Watching lives being changed
Leonard Cheshire’s inclusive education team in Kisumu is backed up by social workers. They find vulnerable children and begin the process of introducing them to education. The resultant care and attention they receive was epitomised by our experience at the Education, Assessment and Resource Centre (EARC) in Kisumu. Here, children and their parents receive tailored attention from SEN teachers. The teachers all have different specialities and practical support for life in and out of the classroom.
My abiding memory is meeting seven-year-old Anthony Onyango, who attends the Umala Inclusive School in neighbouring Siaya County. When I met him, he was being fitted with his first bespoke crutch and prosthetic leg.
To see him smile after taking his initial steps unaided brought home the difference being made like nothing else could. Lives are being changed in Kenya and what’s abundantly clear is that Leonard Cheshire has developed a robust system to support children all the way through their education, right up to university. We met three young people with disabilities who have been through the programme. All three are now settled in higher education and have ambitions of being a social worker, politician and neuroscientist!
Day three saw us remain in Kisumu to meet teachers and parents central to the success of the project.

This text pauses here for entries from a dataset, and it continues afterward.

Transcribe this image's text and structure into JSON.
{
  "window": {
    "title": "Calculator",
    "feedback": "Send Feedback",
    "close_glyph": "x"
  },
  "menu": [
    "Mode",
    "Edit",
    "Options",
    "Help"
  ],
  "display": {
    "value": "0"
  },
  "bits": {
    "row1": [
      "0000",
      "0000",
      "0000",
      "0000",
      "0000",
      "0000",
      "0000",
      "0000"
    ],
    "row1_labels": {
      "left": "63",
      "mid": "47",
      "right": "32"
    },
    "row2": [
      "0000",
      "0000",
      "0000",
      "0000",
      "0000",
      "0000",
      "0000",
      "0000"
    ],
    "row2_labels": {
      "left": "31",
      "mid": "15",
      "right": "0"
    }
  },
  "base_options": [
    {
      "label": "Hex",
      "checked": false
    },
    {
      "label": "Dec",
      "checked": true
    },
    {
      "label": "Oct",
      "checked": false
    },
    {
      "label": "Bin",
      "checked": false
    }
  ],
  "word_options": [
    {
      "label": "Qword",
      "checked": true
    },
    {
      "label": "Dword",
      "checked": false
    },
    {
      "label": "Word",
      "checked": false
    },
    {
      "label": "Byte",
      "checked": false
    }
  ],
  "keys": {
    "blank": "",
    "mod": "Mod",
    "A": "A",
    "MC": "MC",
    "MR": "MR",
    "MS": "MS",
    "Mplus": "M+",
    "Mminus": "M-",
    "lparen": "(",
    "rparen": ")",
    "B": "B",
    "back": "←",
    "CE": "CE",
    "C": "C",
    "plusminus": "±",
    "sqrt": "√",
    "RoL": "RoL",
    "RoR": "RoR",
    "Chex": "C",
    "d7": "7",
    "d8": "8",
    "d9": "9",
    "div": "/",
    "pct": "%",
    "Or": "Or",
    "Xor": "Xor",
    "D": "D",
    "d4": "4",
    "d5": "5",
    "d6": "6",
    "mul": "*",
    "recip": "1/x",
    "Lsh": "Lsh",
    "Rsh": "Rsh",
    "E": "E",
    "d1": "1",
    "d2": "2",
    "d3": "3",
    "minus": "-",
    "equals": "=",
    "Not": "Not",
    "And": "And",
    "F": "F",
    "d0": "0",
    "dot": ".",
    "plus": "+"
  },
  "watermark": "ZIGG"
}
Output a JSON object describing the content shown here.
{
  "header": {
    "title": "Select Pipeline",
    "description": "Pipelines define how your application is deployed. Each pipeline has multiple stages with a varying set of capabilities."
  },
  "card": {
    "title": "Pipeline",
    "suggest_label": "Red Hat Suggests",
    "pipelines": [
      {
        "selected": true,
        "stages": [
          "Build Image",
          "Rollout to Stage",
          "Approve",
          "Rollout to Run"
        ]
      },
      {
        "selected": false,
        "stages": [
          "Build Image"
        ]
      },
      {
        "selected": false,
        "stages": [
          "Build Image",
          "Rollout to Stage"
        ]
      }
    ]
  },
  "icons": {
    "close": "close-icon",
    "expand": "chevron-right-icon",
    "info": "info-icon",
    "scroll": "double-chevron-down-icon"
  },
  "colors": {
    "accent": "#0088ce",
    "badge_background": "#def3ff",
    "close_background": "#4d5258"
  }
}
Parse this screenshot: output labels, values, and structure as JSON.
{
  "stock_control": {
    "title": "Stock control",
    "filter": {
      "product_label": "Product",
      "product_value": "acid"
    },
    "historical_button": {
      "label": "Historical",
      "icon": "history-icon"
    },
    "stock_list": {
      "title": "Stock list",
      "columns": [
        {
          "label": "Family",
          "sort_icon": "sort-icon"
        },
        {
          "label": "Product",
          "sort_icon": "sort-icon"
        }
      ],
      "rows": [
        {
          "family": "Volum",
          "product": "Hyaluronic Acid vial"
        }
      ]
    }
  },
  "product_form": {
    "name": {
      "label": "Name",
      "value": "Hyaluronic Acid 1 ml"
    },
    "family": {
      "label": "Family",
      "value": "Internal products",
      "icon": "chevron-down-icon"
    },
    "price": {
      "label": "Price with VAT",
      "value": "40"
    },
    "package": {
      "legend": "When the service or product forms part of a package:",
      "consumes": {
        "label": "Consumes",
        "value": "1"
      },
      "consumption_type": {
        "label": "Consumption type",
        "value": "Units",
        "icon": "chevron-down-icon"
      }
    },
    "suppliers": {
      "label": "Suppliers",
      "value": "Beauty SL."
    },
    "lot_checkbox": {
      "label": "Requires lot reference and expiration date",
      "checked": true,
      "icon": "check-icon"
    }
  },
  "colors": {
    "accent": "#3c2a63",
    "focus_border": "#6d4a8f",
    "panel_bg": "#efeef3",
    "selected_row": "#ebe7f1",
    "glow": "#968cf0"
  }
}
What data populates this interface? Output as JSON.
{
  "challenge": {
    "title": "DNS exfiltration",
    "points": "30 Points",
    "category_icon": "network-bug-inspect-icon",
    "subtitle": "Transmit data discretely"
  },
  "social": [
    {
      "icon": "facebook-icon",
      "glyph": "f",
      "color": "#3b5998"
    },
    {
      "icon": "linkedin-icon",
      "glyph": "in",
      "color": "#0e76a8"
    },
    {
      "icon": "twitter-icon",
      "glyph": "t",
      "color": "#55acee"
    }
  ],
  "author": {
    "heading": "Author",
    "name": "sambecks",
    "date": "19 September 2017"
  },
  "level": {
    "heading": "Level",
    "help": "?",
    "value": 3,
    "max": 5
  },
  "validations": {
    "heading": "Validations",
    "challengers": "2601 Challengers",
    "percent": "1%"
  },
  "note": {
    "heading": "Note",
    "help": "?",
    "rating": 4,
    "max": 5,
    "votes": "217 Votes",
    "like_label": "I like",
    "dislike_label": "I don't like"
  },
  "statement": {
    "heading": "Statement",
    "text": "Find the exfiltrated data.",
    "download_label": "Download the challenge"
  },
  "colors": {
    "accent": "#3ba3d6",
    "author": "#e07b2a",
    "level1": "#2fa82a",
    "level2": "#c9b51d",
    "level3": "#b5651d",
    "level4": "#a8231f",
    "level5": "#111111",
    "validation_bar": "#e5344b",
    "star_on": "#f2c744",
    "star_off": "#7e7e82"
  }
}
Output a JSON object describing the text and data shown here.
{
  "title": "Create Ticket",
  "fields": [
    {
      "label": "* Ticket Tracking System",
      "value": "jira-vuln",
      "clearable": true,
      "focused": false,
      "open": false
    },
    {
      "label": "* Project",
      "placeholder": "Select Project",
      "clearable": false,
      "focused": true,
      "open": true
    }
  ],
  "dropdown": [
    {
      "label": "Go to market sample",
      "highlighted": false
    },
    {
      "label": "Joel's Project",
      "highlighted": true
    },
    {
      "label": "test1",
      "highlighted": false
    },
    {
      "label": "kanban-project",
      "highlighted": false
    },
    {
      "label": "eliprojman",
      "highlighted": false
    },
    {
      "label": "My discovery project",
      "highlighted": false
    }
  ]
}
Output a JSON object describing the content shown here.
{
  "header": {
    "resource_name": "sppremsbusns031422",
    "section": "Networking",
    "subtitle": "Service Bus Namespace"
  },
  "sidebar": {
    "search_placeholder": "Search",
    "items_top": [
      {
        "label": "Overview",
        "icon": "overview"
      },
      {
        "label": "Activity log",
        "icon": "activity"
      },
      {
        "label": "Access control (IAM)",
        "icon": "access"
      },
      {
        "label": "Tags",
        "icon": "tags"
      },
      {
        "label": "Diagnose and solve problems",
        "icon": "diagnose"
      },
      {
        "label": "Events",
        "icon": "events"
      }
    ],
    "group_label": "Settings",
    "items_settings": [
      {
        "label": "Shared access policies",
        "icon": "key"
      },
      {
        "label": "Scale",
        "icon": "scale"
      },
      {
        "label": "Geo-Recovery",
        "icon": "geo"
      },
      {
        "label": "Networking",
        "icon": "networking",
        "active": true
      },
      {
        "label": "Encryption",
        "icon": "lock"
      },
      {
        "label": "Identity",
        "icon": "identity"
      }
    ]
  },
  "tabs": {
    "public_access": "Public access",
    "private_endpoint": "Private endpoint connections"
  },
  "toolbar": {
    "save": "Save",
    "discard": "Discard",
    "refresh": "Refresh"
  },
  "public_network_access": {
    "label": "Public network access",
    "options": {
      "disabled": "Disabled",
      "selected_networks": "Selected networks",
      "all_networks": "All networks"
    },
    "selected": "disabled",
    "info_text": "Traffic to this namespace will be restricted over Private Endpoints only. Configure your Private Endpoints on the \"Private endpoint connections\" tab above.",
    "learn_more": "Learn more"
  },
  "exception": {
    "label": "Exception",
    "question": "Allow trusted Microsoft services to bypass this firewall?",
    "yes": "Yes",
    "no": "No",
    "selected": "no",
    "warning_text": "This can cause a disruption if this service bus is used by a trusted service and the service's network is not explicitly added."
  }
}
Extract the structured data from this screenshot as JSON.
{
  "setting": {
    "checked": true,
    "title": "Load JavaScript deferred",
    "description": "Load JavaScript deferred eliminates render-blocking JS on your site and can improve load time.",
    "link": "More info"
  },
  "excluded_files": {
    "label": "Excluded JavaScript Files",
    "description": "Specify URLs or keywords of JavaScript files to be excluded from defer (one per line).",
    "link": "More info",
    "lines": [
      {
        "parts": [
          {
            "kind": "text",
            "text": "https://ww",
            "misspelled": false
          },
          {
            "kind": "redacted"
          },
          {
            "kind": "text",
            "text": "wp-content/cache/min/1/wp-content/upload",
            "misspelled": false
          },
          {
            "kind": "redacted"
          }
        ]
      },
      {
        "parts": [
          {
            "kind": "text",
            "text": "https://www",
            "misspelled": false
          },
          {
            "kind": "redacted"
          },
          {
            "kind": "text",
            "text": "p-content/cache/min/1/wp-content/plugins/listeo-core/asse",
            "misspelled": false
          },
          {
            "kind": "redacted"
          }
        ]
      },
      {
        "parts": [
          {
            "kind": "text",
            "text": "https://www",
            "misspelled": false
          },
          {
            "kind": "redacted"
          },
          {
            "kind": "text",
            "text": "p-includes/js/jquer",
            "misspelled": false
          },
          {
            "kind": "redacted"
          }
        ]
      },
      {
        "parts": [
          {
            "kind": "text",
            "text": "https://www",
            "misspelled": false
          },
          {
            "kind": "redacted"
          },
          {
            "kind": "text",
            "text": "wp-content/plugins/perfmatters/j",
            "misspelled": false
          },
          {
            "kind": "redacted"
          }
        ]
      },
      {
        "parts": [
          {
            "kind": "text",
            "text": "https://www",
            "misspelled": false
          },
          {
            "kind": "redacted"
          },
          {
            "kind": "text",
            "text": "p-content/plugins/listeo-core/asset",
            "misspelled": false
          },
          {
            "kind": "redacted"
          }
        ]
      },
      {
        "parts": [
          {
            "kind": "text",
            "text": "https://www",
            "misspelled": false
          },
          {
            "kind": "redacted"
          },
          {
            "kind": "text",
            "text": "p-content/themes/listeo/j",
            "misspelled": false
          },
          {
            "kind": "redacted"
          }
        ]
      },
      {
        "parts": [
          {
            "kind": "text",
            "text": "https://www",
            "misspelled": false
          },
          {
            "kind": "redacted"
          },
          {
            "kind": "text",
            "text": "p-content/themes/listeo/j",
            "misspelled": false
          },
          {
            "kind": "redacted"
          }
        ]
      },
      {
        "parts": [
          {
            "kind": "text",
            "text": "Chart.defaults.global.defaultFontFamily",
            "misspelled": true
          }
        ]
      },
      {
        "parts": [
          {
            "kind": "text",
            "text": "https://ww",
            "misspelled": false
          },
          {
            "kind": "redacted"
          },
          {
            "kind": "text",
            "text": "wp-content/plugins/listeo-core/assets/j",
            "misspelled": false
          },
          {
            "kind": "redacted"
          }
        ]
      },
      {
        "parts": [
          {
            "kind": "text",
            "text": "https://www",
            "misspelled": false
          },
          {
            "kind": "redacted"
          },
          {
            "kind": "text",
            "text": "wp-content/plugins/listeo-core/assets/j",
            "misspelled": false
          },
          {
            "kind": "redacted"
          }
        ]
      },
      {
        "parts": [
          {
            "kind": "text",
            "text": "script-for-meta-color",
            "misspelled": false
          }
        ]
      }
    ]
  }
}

The teachers were wonderful and go over and above their daily duties to support and enable their pupils (in a school of 1400, nearly 30% are disabled). They become ‘beacons’ of communities, a point of contact day and night for those at risk.
Children can enter education late in Kenya and are often sexually active while they are still in the school system. Sexual exploitation is common and it’s not unheard of for some to believe raping a disabled girl can be cure for AIDS. Many girls, I was told, are ‘defiled’ because they can’t defend themselves. Teachers become a lifeline to ensure these girls get the help they need. Throughout my time in Kisumu, I was reminded of a tight system. It is bolstered by skilled, dedicated people who are utterly committed to providing a safety net for some of the most vulnerable people on earth.
Meeting the Male Mentors
But it was a group of Male Mentors who really stood out for me as the most inspiring changemakers I have ever met. They are group of guardians who have learnt to embrace their daughters instead of shunning them. They support others in their communities by shouldering the burden with the women who often are powerless. They are fearless dads who educate their peers and set an example that disability doesn’t mean inability.
This is cultural change in action, and for these men it takes bravery to buck the trend in a patriarchal society. For many of us reading this it may seem obvious. However, having repeatedly heard of the shame that disability affords a father, and speaking with these men, all I could do was smile and applaud their efforts. It was a fascinating layer of Leonard Cheshire’s work in Kisumu.
Access to education, healthcare and employment are universal issues, and much like the UK, Kenya still has a long way to go. Touching down in London to terrible assistance, with a broken chair (eventually) arriving, I was reminded that nowhere is ‘the best place to be disabled’.
We can and must keep learning together.